Start of the sessions
I will not go into details on each of the many very good sessions. But as you might have guessed, I couldn’t resist to pitch some sessions as well. On the first day in the first slot, I gave a talk on how to set up a local dev environment using Docker:
Any WordCamp attendee knows, that you usually get a T-Shirt. But this year, they had something extra for each attendee: fan scarfs!
After day one, there was yet another party, this time with all attendees. The organizers found a nice restaurant/bar with a small dance floor in the basement. And there we found some more swag 🙂
Sunday: The second conference day
Just as on the first say, we had another pitch for the sessoins. But we skipped the introduction round 🙂
Two more sessions for me
I pitched with my second talk in which I gave a short introduction into plugin development. In the afternoon I joined some other members of the Pluginkollektiv to present our work. We also found some new contributors for the project, which was amazing!
The biggest WordPress BarCamp
WordCamp Cologne was more than twice the size of last year, not only in the number of attendees but also in days with talks. I think that most attendees really liked the concept. I had a very good time myself.
Upcoming German WordCamps
At the end of the day, two upcoming WordCamps where announced. In May, we will meet for WordCamp Retreat Soltau. The ticket sale has just started. While Soltau was already presented at WordCamp Berlin earlier this year, another WordCamp was announced. In March, there will be a WordCamp in Würzburg and it will most likely also be a WordCamp in a BarCamp style. There is not fixed date yet, but if you are interrested, make sure to subscribe to the newsletter on the website.
I really enjoyed my fourth WordCamp in Cologne and I like the BarCamp style very much. It would be nice to see WordCamps in other countries with a similar concept.
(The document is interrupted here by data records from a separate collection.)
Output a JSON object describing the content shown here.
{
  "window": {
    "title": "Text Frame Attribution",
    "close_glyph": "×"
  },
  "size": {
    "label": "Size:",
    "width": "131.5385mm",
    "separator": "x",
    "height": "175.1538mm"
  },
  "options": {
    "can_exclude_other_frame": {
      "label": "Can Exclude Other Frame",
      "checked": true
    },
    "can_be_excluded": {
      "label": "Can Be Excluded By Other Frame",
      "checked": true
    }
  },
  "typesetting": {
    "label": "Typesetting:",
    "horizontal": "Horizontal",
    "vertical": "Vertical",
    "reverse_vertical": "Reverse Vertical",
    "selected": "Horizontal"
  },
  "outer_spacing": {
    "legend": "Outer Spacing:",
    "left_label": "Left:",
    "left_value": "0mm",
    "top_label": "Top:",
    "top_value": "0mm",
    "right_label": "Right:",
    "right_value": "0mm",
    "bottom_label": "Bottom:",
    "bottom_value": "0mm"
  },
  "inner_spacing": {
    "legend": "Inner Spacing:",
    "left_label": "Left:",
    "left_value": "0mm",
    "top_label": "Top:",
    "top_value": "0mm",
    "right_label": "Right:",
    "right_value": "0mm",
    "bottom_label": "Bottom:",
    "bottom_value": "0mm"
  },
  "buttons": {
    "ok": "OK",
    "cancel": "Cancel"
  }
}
The other BarCamp style WordCamp I have visited so far was WordCamp Europe last year, which had a BarCamp slot (out of three slots) on the second day only.